Nicholas Stoller is so blisteringly talented he can make a pop culture joke in an animated kids film work.
It’s not that there’s some great story to the film itself giving him the leeway, although there’s a clever idea here about storks giving up baby delivery and opening CornerStore.com, an online shopping site. Junior (Andy Samberg) is the best delivery stork the company has, and he’s about to be rewarded for it with a promotion to Boss after the current boss, Hunter (Kelsey Grammer) moves up to Chairman. But first, he’s gotta fire “The Orphan Tulip” (Katie Crown), the last baby the storks ever made. The stork that was supposed to deliver her got too attached, and lost her address in his delirium. She’s been a well-meaning liability ever since, inventing machines to help storks better do their jobs, only to have them constantly blow up in the company’s face.
Still, Junior can’t bring himself to send her away. Instead, he sticks her in the abandoned mailroom in a last-ditch effort to minimize her impact. At the same time, a young boy, who doesn’t realize that storks have thrown their wings up and left babies to biology, has just written a letter asking them for a baby brother. Piper, not knowing any better, puts the letter through, and all of a sudden, she and Junior have three days to deliver a baby and get back home without anyone knowing.
It’s a clever idea, but it leads to a pretty standard road movie with a message about the meaning of family. That’s not a complaint so much as it is a statement of where this film is starting from. I’ve always felt that you can cover for familiarity with a strong execution, and what Storks has going for it is unfettered energy and a commitment to the absurd that can make the most basic plot sing and turn the dumbest pop culture joke into something wonderful.
The joke happens midway through the film. The secondary antagonist, Pigeon Toady (Stephen Kramer Glickman), has tracked down Junior and Tulip and discovered that they’re making an illegal baby delivery. With the information he has in hand, Pigeon Toady sees a unique opportunity for advancement.
“How do you like me now?” he mutters evilly to himself.
Then he chuckles thoughtfully and repeats: “How you like me now…”

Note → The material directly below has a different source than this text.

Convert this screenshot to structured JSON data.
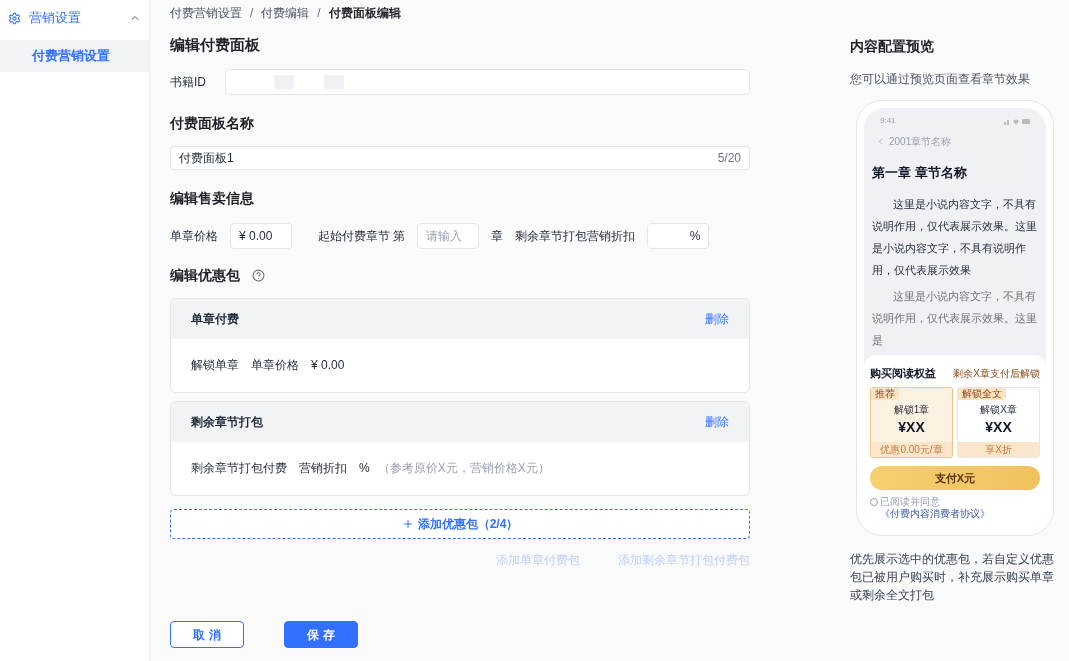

Yep, cue the sequence where he sings The Heavy’s “How You Like Me Now” as he makes his way back to Hunter. If you hear yourself groaning, that’s probably because you just punched yourself in the crotch to distract yourself from the pain such an idea inspires. Like the laziest Dreamworks gag that the premise might remind you of, the joke is sold on Pigeon Toady’s short, wide stature and atonal, conceited voice. Unlike a lazy Dreamworks gag, it has been planned and executed by a filmmaker who knows what he’s doing from his work on Forgetting Sarah Marshall, Get Him to the Greek, and Neighbors. Stoller leans into it, shores up the sequence with a bunch of other minor gags, paces it with energetic cutting, and long before it can wear out its welcome, the sequence ends and is never mentioned again. There is no full-length sequence of Pigeon Toady singing over the end credits. It’s just one more deranged non-sequitur in a movie so chock full of them it could bring Tex Avery back from the dead just long enough to nod his head meaningfully at Stoller and call him “Son.”
Now, it’s probably more accurate to say that executive producers Phil Lord and Chris Miller (key members of Warner Animation’s creative braintrust) are a larger direct influence on this film. Its emotional spine is present in a way Avery never would have cared for, and it isn’t willing to shatter the 4th wall like he was (though it’s certainly happy to let its characters comment on the improbability of certain beats). Between the ridiculous ideas at work and the exaggerated reactions to those ideas, though, there’s still a slight but meaningful resemblance to Avery at his most batshit insane.
That insanity ends up benefitting the film. Stoller always had a gift for mixing absurdity with honest, effective drama, and in that tradition, Storks never feels like it’s coasting on mayhem. Samberg and Crown deliver terrific performances that can get surprisingly heavy without the film feeling like it’s suddenly changing gears, and that gives Stoller room to punch you in the mouth when he needs to remind you of the emotional stakes. Tulip never felt like she had a family, while Junior, who always hated delivering babies, is starting to understand just what makes them worthwhile. No matter how crazy it gets, Storks is always building off of that, and that allows it to be a movie that’s more filling than simply 87 minutes of absurdity.
Having said that, the absurdity is the clear star of the show. Storks is a welcome burst of sunshine going into the doldrums of fall. Give it a spin if you’re looking for a quick cinematic pick-me-up.
Storks is now playing.